-- Exercise details --
From the data below, return each line in which the string "your" is found.

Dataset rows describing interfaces
"""

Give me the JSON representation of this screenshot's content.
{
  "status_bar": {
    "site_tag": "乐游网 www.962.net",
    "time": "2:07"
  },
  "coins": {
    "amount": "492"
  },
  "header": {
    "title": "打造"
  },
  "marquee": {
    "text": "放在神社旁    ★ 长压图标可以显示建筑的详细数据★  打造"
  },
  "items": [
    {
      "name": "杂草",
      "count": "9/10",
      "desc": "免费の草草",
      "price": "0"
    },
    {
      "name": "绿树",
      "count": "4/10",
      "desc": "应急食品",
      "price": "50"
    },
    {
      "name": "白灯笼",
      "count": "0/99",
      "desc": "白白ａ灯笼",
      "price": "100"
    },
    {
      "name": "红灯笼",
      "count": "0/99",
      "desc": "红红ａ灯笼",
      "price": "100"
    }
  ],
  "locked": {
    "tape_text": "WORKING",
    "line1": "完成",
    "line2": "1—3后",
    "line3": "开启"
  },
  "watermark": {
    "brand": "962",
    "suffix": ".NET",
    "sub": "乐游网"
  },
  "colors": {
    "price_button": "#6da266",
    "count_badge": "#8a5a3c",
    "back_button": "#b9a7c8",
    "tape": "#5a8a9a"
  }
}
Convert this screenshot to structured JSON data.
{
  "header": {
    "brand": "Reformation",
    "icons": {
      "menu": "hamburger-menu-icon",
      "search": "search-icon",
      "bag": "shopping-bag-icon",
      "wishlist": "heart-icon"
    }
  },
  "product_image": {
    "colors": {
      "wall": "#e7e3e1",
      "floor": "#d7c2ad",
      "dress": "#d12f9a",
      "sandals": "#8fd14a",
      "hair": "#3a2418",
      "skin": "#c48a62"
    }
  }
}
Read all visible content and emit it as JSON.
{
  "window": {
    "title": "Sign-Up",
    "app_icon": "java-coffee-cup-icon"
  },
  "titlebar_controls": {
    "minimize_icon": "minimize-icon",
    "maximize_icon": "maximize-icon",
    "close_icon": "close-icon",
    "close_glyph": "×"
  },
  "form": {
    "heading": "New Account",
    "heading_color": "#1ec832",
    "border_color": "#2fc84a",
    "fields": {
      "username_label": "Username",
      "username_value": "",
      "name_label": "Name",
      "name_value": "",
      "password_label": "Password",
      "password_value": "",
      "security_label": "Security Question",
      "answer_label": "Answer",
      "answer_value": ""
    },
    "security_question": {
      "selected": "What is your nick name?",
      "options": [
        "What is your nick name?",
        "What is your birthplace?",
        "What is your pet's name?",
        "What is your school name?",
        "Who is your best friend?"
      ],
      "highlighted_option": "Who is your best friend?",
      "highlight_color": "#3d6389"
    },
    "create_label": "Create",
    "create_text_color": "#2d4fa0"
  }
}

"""

-- Answer --
      "selected": "What is your nick name?",
        "What is your nick name?",
        "What is your birthplace?",
        "What is your pet's name?",
        "What is your school name?",
        "Who is your best friend?"
      "highlighted_option": "Who is your best friend?",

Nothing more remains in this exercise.